Below are records; give the number of their lines that contain "String", and only that number.

The data below:

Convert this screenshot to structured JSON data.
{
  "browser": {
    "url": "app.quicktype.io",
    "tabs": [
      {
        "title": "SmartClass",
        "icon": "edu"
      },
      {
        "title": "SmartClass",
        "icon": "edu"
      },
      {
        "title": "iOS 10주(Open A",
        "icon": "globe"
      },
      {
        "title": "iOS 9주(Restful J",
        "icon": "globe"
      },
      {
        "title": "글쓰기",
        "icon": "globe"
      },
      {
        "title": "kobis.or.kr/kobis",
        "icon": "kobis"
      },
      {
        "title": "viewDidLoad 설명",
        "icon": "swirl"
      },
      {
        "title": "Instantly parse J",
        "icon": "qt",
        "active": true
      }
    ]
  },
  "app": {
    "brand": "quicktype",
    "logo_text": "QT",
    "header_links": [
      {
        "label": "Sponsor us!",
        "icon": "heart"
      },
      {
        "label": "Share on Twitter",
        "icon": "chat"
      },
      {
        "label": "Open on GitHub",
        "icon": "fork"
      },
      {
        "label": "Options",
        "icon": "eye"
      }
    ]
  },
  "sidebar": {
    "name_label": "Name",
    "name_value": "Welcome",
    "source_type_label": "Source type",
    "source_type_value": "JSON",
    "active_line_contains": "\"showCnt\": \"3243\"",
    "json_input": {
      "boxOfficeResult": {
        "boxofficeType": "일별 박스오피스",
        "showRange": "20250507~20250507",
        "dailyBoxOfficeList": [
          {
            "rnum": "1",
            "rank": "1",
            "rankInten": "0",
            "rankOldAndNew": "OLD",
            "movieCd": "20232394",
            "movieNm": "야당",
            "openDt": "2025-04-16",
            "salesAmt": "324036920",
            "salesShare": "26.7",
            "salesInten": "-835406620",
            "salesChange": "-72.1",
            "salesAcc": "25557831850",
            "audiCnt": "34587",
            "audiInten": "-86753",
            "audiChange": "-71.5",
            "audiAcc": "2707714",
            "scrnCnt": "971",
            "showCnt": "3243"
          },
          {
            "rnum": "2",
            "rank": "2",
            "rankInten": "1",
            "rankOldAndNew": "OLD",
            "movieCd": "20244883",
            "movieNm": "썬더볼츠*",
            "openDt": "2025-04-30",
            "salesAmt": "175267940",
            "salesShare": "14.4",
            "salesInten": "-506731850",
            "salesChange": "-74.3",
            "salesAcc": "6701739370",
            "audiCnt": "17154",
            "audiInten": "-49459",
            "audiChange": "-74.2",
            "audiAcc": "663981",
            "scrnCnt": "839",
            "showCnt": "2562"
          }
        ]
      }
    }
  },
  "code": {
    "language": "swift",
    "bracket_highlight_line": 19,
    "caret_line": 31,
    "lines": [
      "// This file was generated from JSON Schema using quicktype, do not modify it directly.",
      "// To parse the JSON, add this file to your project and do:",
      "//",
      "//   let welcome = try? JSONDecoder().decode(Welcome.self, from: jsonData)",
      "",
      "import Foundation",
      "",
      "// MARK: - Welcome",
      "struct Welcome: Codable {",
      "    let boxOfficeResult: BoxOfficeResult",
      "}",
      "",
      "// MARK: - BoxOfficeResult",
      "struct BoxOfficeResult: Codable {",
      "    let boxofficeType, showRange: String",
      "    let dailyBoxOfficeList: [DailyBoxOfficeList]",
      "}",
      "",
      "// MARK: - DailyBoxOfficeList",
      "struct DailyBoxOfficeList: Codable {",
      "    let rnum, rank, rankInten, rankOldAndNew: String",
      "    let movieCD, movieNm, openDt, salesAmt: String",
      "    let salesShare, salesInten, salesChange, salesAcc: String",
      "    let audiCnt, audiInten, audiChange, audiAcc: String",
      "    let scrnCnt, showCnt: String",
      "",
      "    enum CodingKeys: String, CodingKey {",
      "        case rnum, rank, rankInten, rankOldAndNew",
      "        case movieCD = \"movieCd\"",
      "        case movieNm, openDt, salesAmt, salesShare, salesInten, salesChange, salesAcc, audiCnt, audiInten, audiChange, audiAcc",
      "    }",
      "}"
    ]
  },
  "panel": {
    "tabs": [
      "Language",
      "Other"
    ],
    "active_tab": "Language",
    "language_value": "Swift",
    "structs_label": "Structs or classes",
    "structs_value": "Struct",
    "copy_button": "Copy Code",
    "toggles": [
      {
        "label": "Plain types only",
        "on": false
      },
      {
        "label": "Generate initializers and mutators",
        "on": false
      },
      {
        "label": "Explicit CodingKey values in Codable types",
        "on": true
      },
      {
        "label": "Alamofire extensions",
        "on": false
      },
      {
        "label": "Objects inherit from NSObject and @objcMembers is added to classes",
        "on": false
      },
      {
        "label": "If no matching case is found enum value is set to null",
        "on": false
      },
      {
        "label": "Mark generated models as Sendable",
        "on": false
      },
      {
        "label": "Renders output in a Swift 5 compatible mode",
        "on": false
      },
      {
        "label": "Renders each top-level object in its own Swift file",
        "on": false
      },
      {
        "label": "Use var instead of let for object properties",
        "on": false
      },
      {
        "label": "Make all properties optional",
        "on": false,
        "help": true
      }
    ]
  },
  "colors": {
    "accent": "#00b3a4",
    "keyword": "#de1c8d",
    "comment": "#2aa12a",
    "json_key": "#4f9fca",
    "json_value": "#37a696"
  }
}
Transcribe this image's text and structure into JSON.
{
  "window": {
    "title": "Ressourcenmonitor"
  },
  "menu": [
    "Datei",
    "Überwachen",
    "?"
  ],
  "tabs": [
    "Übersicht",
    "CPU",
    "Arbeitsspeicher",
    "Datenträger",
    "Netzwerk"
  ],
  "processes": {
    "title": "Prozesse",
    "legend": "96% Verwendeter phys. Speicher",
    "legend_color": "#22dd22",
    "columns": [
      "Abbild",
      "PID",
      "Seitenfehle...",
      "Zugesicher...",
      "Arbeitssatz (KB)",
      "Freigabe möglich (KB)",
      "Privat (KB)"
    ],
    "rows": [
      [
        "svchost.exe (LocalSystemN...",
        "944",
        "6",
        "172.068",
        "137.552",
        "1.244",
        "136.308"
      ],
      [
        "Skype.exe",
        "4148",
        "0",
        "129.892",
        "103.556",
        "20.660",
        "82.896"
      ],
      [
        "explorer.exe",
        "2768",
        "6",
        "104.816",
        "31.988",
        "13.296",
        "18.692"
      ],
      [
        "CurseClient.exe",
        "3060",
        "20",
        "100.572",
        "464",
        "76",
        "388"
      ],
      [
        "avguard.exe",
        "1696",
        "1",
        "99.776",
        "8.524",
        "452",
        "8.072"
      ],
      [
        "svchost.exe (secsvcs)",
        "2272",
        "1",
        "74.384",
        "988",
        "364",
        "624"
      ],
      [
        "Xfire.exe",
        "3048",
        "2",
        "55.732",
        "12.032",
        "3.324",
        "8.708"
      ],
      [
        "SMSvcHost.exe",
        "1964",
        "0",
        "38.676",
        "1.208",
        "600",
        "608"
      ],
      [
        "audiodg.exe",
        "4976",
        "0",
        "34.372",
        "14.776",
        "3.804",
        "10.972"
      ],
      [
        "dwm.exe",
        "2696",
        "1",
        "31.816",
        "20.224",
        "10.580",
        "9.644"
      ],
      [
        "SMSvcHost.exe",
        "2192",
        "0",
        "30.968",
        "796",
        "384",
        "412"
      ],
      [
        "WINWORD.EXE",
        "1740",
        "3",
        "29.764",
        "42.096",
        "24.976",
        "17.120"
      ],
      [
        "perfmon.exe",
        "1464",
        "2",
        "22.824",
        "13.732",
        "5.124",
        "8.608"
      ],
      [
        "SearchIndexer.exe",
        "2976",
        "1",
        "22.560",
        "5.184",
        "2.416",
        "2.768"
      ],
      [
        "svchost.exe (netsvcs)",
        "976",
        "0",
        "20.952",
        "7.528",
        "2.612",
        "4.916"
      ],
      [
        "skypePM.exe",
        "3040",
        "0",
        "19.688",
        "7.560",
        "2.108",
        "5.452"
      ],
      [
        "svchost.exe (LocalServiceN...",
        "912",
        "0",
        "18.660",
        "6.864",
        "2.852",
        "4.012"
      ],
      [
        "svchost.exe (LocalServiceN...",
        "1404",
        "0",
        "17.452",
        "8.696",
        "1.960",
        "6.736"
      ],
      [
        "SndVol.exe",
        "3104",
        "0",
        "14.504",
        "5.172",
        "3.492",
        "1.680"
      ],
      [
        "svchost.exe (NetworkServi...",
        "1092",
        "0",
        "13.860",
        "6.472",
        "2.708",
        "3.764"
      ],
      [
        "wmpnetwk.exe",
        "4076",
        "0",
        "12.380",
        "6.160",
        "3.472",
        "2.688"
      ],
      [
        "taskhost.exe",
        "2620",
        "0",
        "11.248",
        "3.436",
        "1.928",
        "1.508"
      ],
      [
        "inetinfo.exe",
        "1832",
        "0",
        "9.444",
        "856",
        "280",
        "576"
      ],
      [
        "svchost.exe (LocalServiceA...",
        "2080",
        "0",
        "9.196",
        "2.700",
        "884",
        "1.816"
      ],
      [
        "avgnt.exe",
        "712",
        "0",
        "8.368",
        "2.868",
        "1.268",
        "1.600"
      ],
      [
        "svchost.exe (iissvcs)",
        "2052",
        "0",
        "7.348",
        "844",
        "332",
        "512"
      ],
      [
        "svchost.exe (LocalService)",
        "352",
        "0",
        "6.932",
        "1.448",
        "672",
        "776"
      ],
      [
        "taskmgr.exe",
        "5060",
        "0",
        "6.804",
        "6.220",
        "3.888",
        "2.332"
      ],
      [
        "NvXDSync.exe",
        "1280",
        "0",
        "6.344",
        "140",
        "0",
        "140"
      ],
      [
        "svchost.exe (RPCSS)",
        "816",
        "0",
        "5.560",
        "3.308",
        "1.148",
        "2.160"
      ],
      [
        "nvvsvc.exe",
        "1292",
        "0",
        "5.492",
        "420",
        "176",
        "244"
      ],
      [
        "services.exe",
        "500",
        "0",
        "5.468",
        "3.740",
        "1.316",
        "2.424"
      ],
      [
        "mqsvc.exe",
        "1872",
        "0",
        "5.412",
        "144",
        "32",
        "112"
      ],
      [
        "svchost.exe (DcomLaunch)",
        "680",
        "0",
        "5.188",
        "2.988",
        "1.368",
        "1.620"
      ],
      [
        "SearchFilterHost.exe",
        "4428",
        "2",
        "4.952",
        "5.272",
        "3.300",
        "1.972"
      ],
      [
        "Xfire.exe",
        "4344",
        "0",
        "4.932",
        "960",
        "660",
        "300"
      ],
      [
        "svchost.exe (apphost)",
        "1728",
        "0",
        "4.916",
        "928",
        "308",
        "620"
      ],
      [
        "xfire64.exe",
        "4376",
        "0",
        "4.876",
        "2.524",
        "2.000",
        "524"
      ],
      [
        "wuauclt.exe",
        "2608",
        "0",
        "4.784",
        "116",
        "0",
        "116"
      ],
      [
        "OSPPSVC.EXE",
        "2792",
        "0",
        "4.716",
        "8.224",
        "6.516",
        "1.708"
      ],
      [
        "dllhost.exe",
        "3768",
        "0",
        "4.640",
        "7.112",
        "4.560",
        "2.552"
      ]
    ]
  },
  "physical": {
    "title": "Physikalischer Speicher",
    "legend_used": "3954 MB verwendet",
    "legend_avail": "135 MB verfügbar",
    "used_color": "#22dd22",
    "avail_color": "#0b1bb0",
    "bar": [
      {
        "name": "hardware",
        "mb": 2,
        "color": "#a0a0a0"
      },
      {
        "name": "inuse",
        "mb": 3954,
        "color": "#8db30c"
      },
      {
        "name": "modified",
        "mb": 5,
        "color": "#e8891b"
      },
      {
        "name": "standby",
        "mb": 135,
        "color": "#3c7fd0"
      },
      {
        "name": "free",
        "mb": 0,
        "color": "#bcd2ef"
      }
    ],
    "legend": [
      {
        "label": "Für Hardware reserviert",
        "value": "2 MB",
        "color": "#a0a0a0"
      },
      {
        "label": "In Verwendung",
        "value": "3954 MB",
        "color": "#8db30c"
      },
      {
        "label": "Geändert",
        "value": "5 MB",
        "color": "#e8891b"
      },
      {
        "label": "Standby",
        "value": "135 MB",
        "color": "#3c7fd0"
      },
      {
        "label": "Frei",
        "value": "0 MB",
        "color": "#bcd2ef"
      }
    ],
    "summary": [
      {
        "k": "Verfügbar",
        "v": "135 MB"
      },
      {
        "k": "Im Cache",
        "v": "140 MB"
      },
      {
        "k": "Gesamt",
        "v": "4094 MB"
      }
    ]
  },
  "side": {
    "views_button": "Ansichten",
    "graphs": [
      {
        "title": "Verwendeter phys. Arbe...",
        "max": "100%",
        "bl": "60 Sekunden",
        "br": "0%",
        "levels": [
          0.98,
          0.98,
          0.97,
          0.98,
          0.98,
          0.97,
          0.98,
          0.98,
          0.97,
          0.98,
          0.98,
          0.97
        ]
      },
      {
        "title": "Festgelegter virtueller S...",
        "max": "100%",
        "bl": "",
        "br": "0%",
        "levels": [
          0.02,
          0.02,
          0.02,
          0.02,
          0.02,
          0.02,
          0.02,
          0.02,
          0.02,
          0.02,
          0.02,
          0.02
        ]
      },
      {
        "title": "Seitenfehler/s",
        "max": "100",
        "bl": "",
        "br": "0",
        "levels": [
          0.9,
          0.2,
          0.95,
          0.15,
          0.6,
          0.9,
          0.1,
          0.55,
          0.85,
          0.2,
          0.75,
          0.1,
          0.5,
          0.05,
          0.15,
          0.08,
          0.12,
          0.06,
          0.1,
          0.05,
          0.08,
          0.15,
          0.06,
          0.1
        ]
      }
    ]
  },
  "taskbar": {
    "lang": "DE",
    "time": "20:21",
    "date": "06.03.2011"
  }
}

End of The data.

* [Answer section] 7